#### WHAT THE TASK REQUIRES
When a line in the entries below contains the word "icon", copy that line.

#### AVAILABLE DATA
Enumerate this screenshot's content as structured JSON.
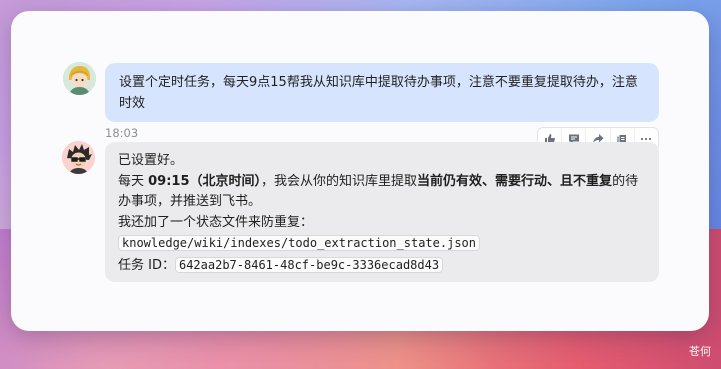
{
  "user_message": {
    "text": "设置个定时任务，每天9点15帮我从知识库中提取待办事项，注意不要重复提取待办，注意时效"
  },
  "timestamp": "18:03",
  "actions": [
    "thumbs-up-icon",
    "comment-icon",
    "share-icon",
    "copy-icon",
    "more-icon"
  ],
  "bot_message": {
    "line1": "已设置好。",
    "line2_pre": "每天 ",
    "line2_time": "09:15（北京时间）",
    "line2_mid": "，我会从你的知识库里提取",
    "line2_bold": "当前仍有效、需要行动、且不重复",
    "line2_post": "的待办事项，并推送到飞书。",
    "line3": "我还加了一个状态文件来防重复：",
    "state_path": "knowledge/wiki/indexes/todo_extraction_state.json",
    "task_id_label": "任务 ID：",
    "task_id": "642aa2b7-8461-48cf-be9c-3336ecad8d43"
  },
  "watermark": "苍何"
}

#### YOUR SOLUTION
    "thumbs-up-icon",
    "comment-icon",
    "share-icon",
    "copy-icon",
    "more-icon"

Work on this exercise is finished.